[The data]

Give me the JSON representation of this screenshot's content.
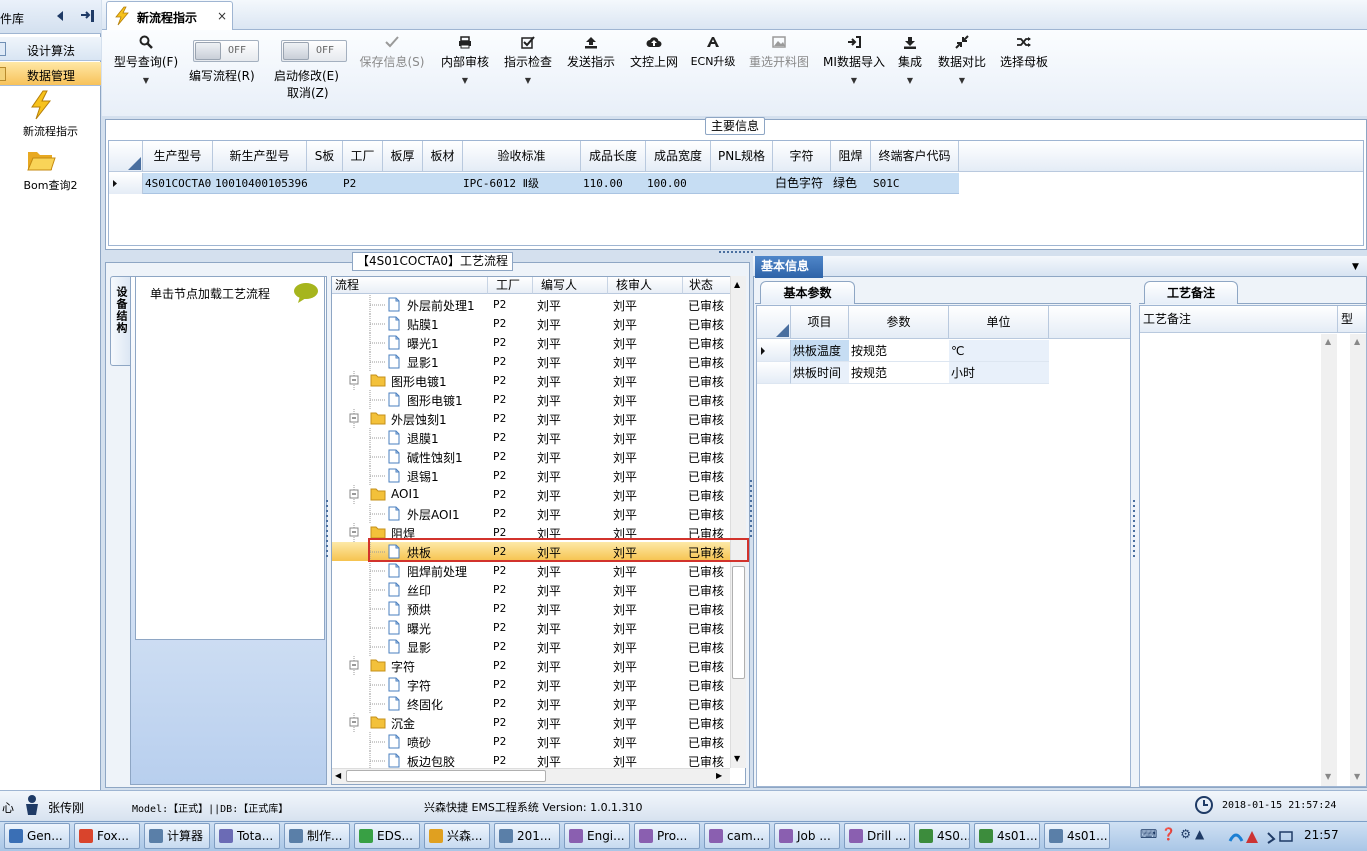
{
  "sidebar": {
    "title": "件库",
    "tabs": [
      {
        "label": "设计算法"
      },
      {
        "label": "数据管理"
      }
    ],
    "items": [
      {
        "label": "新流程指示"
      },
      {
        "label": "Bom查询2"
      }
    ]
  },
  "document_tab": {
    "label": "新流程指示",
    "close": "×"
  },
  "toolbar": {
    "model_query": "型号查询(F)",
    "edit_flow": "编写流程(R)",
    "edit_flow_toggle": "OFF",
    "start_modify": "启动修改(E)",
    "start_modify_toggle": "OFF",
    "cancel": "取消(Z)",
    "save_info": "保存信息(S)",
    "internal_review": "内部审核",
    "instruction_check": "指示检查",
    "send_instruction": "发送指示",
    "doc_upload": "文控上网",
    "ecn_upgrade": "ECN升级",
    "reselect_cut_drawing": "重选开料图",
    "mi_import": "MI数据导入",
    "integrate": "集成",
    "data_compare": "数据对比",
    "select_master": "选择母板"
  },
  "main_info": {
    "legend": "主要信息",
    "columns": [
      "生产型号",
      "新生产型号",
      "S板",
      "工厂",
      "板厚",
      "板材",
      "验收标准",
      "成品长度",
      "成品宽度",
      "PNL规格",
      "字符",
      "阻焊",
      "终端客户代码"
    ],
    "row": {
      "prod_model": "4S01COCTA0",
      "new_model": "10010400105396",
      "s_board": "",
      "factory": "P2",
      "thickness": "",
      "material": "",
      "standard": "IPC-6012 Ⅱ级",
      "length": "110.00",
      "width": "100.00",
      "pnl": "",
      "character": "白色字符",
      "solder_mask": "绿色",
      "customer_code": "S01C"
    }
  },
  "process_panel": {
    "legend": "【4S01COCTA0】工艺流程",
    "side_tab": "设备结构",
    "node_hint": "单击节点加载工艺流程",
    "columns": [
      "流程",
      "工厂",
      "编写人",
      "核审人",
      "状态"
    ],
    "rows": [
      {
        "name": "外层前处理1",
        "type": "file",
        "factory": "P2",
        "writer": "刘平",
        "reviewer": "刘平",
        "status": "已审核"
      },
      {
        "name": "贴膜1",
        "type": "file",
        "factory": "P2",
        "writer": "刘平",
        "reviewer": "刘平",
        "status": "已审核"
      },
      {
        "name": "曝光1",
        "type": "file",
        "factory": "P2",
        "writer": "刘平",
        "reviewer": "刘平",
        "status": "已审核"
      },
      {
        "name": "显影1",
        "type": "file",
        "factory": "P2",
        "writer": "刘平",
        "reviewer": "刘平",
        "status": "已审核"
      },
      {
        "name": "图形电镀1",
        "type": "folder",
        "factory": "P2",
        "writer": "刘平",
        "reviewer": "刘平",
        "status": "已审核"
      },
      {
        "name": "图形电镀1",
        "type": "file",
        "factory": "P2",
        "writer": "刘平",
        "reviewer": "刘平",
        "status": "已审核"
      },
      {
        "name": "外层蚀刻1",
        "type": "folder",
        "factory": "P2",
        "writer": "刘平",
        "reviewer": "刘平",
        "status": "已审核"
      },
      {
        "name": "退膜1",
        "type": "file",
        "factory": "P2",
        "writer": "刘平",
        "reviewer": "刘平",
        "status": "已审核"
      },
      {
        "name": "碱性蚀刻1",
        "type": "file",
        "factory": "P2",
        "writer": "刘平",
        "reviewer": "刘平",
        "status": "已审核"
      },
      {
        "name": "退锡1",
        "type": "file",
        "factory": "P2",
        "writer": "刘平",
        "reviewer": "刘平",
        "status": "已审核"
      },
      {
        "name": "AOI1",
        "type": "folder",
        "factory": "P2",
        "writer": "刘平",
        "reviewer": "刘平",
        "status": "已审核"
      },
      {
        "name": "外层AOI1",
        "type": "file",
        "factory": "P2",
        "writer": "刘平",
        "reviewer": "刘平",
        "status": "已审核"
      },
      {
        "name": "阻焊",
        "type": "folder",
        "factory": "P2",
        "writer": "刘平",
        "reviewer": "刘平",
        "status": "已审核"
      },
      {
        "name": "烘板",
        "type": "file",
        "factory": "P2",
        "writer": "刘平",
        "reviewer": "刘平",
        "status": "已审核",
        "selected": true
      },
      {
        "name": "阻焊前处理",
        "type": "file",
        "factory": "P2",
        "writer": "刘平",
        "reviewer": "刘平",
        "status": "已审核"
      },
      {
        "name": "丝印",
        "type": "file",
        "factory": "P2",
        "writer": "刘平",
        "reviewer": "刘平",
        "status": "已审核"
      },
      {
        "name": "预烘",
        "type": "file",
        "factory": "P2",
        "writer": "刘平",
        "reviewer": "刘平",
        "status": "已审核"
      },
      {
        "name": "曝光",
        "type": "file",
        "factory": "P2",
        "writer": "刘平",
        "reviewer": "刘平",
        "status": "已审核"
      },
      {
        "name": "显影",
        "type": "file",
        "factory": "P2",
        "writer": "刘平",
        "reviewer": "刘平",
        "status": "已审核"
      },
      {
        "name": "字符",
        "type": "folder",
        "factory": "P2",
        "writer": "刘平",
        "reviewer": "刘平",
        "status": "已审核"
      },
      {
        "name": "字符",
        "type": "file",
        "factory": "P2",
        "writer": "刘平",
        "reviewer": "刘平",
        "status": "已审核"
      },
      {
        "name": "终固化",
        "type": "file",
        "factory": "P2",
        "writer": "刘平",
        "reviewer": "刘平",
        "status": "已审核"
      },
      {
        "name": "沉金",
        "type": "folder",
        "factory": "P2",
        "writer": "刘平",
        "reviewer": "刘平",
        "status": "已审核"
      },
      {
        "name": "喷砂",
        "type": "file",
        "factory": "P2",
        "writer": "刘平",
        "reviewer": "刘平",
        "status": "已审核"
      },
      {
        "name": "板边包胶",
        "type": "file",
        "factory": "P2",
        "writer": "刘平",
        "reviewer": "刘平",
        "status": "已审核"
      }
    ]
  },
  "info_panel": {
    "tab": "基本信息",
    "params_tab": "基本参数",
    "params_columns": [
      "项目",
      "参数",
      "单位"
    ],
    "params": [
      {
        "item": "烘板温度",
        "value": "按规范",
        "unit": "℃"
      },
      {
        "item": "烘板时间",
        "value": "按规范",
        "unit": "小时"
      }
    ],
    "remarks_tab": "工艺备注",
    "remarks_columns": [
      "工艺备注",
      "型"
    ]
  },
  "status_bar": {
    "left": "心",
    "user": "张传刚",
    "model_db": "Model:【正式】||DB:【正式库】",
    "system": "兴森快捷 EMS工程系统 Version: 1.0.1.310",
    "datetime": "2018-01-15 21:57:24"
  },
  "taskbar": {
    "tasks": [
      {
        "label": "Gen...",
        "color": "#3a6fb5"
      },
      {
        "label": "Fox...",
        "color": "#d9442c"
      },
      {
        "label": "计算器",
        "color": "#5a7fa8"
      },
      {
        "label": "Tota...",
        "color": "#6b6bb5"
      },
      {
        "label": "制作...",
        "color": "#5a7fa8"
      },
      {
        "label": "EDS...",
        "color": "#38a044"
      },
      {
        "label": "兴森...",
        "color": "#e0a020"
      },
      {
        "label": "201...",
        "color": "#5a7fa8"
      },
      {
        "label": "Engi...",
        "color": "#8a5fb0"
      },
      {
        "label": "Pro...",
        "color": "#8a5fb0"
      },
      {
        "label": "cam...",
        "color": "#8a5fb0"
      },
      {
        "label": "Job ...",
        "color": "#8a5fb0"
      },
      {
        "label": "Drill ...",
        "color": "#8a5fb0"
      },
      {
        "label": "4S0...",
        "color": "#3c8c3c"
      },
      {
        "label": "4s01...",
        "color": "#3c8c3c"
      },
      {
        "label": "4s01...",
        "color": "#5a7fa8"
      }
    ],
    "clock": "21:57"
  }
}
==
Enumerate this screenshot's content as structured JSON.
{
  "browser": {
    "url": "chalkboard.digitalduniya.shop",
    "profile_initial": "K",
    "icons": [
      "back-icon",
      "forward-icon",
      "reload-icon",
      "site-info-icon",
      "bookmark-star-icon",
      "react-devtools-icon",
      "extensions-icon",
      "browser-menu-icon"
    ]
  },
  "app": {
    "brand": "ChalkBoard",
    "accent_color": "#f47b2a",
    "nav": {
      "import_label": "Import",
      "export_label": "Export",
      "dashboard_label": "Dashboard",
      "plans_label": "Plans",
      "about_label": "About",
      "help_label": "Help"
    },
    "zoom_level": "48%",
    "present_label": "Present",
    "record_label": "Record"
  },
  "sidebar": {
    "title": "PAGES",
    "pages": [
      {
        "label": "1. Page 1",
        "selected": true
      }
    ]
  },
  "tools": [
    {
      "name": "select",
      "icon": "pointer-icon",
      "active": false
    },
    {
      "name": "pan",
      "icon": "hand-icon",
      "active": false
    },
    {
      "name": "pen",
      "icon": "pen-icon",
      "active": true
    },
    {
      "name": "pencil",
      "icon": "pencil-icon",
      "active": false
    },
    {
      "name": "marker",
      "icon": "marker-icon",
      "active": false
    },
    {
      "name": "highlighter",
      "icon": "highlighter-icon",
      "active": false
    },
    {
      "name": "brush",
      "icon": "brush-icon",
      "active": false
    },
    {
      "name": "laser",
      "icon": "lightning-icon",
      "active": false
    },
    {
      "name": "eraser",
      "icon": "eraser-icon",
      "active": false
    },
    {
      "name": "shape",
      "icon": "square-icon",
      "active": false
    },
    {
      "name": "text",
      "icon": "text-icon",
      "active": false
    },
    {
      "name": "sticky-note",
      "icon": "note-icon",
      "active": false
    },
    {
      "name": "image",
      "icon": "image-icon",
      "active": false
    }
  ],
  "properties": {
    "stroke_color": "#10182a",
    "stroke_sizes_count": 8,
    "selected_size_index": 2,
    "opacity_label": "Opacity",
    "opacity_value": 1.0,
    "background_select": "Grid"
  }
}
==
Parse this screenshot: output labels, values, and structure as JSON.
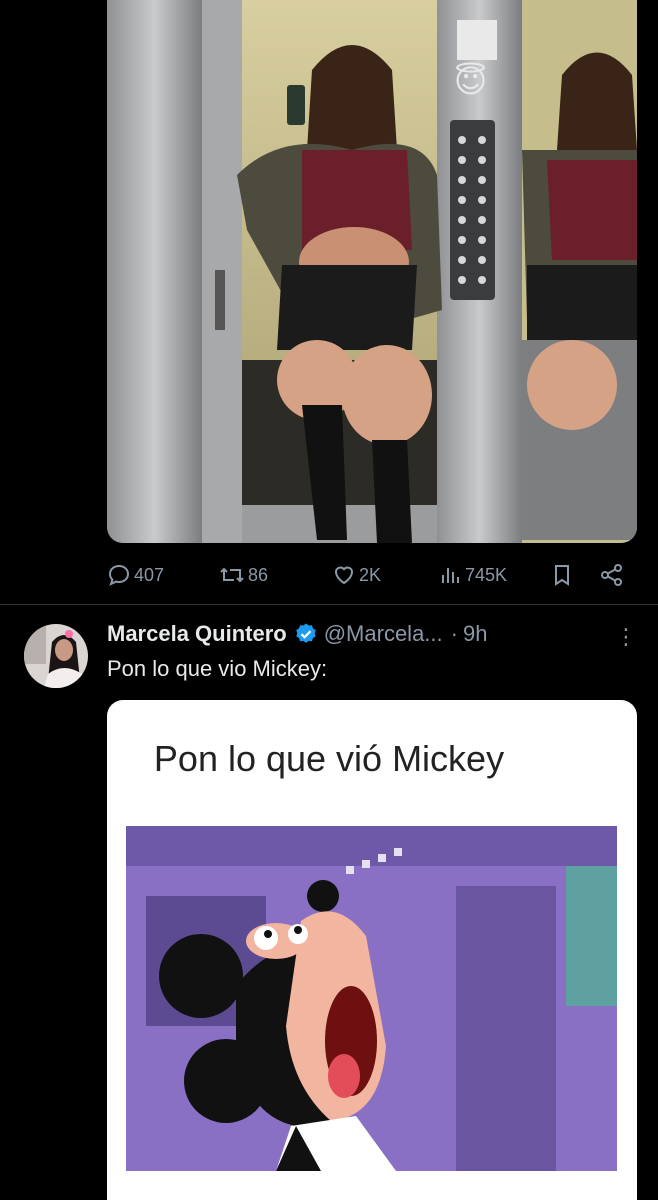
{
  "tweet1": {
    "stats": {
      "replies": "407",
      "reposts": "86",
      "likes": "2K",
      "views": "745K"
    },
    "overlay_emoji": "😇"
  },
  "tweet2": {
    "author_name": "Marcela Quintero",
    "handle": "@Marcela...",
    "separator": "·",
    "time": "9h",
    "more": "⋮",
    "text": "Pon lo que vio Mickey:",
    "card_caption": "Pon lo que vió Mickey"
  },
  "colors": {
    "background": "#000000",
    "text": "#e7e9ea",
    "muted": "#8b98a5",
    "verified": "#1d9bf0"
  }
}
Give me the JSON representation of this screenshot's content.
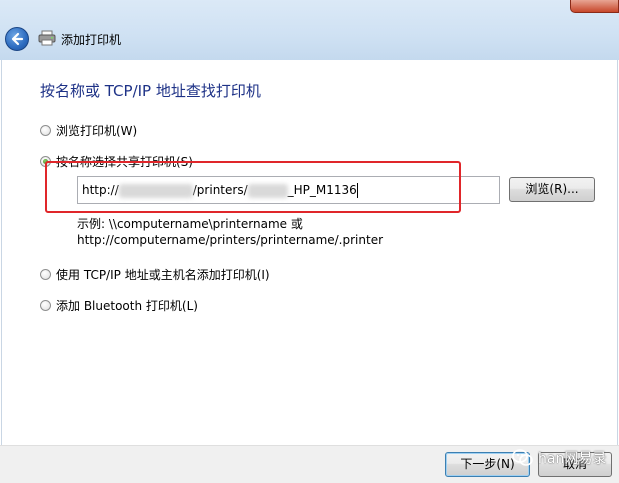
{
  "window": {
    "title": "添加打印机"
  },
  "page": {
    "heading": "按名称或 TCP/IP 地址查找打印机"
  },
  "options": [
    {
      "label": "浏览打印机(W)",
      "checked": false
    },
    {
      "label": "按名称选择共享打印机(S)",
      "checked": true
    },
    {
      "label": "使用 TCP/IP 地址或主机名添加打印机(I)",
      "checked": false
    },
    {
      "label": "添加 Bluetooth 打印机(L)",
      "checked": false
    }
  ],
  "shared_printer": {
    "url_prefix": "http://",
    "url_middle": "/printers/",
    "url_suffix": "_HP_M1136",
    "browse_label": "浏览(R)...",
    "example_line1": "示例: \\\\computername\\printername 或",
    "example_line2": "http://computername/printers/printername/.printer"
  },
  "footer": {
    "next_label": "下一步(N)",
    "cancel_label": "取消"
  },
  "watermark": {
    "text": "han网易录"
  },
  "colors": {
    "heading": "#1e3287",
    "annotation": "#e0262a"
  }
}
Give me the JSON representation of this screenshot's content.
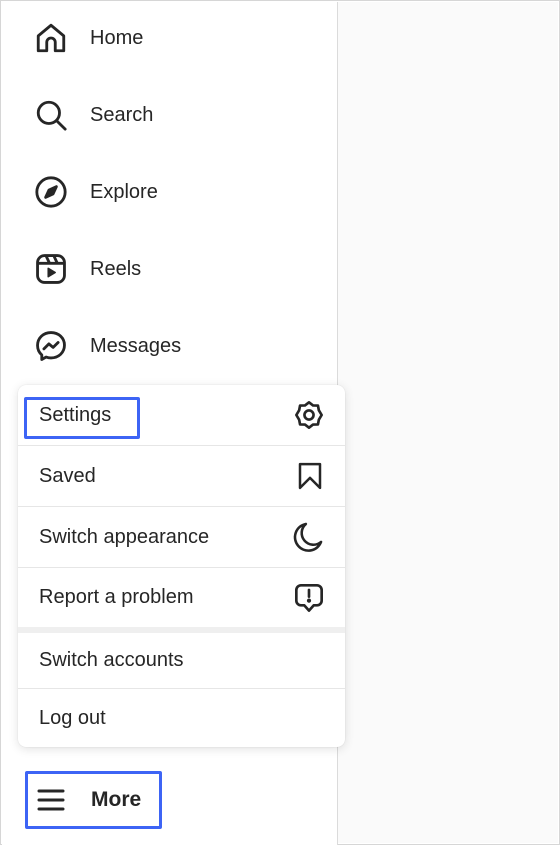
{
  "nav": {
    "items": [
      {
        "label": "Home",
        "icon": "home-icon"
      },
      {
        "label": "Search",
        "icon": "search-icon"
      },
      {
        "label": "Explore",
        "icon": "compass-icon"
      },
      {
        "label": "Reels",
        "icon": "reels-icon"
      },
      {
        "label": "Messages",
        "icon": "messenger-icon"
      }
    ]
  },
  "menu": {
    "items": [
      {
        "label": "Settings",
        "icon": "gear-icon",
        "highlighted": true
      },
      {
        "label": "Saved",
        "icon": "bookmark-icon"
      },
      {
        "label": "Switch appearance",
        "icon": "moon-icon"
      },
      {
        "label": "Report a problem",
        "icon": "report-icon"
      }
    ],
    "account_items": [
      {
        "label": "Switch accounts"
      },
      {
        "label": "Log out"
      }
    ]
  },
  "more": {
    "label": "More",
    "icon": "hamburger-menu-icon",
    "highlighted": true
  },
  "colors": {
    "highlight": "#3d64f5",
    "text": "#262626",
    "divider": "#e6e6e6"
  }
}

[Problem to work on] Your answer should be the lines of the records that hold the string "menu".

[Solution]
      "browser-menu-icon"
  "menu": {
    "icon": "hamburger-menu-icon",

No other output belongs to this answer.